▸ **EXERCISE DIRECTIONS**:
Within the data below, state how many lines contain the string "label". Provide the number only.

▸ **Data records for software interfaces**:
.....
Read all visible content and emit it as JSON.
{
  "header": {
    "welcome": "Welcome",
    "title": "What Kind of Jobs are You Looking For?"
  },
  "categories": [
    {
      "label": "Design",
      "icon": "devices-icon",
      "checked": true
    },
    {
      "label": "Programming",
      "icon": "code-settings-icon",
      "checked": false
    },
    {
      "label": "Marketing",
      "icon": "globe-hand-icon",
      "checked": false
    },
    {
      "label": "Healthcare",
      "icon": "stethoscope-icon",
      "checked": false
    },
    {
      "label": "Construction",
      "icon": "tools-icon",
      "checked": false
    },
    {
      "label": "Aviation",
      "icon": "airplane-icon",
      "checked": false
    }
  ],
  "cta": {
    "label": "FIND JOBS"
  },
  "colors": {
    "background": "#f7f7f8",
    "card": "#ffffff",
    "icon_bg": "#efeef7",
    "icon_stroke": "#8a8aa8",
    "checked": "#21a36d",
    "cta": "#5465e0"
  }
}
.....
▸ **THE COMPLETED TASK**:
7